PHILADELPHIA (AP) — Yo, Adrian, Rocky devotees are gonna run now, a grueling tribute to their mythical champ.
Nearly 35 years after Rocky Balboa returned for his first sequel, Philadelphia's favorite adopted son has inspired city runners to go to the distance.
Rocky's faithful followers are set to run a 50K that will end, of course, triumphantly atop the art museum steps.
The fictitious fighter left as a big a cultural imprint on the city as any founding father, and hundreds of runners are expected to follow in his championship footsteps, truly, through the streets, steps and past the statue he showcased to the world through six movies.

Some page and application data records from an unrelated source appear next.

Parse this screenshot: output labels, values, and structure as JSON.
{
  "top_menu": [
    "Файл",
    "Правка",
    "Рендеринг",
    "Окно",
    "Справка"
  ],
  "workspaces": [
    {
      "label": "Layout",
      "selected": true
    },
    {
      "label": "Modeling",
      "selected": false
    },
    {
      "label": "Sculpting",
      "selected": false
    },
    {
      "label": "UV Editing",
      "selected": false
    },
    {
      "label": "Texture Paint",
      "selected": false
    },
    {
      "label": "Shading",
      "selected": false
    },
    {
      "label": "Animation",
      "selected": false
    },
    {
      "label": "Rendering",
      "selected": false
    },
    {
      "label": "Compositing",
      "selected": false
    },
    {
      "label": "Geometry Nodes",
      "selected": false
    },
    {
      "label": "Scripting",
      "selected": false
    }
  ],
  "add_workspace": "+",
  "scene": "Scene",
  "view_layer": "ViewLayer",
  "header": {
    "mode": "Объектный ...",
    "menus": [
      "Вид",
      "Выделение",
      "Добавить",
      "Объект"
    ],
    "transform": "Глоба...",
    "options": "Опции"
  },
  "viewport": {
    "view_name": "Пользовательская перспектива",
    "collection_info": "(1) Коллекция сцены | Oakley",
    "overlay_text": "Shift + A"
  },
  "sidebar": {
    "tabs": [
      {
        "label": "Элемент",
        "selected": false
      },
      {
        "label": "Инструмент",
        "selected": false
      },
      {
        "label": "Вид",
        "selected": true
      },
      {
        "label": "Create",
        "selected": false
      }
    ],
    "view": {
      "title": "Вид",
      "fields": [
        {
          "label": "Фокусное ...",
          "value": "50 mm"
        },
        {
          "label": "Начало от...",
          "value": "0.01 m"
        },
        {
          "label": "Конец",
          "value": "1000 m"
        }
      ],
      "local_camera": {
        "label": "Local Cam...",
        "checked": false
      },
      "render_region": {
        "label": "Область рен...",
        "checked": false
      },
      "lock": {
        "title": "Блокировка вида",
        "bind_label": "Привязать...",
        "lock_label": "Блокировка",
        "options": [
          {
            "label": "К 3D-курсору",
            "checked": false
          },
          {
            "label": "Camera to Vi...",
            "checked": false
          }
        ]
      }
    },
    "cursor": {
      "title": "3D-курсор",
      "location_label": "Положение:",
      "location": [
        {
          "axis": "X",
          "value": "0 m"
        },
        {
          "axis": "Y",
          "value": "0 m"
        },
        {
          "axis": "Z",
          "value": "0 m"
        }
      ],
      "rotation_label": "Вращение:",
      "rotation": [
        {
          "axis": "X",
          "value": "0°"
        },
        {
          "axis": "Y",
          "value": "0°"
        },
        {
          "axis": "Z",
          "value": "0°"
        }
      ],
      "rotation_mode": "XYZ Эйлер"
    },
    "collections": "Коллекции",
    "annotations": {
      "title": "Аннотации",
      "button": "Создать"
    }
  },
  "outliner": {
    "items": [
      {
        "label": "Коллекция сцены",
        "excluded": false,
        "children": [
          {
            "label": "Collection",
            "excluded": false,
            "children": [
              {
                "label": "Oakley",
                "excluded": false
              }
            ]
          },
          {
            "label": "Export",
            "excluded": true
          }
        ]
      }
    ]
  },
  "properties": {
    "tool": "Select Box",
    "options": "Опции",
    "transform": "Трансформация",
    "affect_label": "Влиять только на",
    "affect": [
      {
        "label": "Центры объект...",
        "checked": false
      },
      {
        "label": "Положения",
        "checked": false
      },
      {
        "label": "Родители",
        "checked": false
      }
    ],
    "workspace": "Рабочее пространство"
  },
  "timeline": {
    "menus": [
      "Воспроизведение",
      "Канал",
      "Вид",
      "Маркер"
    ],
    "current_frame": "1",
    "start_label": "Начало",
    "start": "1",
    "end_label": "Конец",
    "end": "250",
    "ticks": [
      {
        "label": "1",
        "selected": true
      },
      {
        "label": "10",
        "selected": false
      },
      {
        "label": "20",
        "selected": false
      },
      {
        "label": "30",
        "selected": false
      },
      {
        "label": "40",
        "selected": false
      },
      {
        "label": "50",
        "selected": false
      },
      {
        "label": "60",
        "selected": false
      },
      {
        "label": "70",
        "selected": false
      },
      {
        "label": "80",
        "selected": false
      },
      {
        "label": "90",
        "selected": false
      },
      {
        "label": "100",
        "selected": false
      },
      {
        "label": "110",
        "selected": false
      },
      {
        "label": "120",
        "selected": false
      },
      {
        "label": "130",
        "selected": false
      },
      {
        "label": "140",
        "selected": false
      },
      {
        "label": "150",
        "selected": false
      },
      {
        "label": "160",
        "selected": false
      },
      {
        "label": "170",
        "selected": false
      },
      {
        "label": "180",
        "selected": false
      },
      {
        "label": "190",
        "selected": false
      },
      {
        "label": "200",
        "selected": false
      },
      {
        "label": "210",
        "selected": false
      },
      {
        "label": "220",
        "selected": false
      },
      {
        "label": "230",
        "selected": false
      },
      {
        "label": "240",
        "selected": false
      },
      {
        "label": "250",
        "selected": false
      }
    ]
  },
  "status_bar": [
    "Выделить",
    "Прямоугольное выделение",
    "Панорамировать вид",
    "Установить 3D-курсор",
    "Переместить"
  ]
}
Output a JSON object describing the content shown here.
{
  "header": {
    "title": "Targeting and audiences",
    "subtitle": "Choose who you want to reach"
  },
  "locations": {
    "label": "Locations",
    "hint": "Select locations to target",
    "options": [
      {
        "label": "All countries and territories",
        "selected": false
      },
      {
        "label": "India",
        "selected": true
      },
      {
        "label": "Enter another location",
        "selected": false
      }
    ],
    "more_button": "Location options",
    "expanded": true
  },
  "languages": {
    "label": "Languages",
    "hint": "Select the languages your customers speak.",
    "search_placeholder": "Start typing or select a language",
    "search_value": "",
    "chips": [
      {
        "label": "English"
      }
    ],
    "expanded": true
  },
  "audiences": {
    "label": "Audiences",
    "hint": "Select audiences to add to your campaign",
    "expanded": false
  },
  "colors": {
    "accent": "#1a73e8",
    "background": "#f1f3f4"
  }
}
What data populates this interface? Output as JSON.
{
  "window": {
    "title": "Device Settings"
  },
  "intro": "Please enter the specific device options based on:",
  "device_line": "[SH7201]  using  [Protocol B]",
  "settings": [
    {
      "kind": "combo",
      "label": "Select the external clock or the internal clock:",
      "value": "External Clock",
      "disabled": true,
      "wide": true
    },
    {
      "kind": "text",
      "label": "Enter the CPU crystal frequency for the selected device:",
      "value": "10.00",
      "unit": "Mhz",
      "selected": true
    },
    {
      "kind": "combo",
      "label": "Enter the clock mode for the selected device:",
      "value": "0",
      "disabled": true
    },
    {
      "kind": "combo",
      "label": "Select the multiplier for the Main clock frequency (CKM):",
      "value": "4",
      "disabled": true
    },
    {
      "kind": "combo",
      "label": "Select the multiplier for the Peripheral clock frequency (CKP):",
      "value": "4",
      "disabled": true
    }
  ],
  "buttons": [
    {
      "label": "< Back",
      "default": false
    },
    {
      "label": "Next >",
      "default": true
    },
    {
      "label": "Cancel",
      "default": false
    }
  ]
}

Sparked by a story on the Philadelphia Magazine website, Philadelphia's debut Rocky Run kicks off at 7 a.m. Saturday, with a start just around the corner from the house where Balboa lived in "Rocky II."
This is the kind of ultra-marathon that would make Ivan Drago flinch.
The route is set for 31 miles and based on the inspirational montage in the 1979 flick as Balboa trains for his heavyweight championship rematch with Apollo Creed. For even diehard fans, the scene is nothing but 2 minutes, 30 seconds of Sylvester Stallone's character sprinting and sweating through the city, arms raised high and mobbed by children that flocked to him and followed him up those celebrated steps.
For Philadelphia-based writer Dan McQuade, a native and "Rocky" fan, the underdog boxer's disjointed route made little sense.
"Obviously, the montage isn't meant to be taken seriously as an actual workout; it's just a few scenes strung together so 'Gonna Fly Now' can play and Rocky can finish at the top of the Art Museum steps," he wrote in mid-September. "But, I wondered, what if this roadwork were treated as one actual run? How far would Rocky go?"
He pieced the scenes together through two viewings of the film for the story (http://bit.ly/1jojnMQ), had some friends help identify locations, and mapped distances off a USA Track and Field distance-measuring tool to come up with the whopping total of 30.61 miles.
"This is one long run," McQuade wrote. "I don't recommend anyone try it."
Not so fast. He may as well have suggested hungry tourists head to Geno's Steaks, order a cheese steak, but hold the cheese.
Philly resident Rebecca Schaefer, an avid runner, read the story and contacted McQuade the day it was published for his blessing to organize the run.
"I could not get it out of my head," she said. "This has to happen."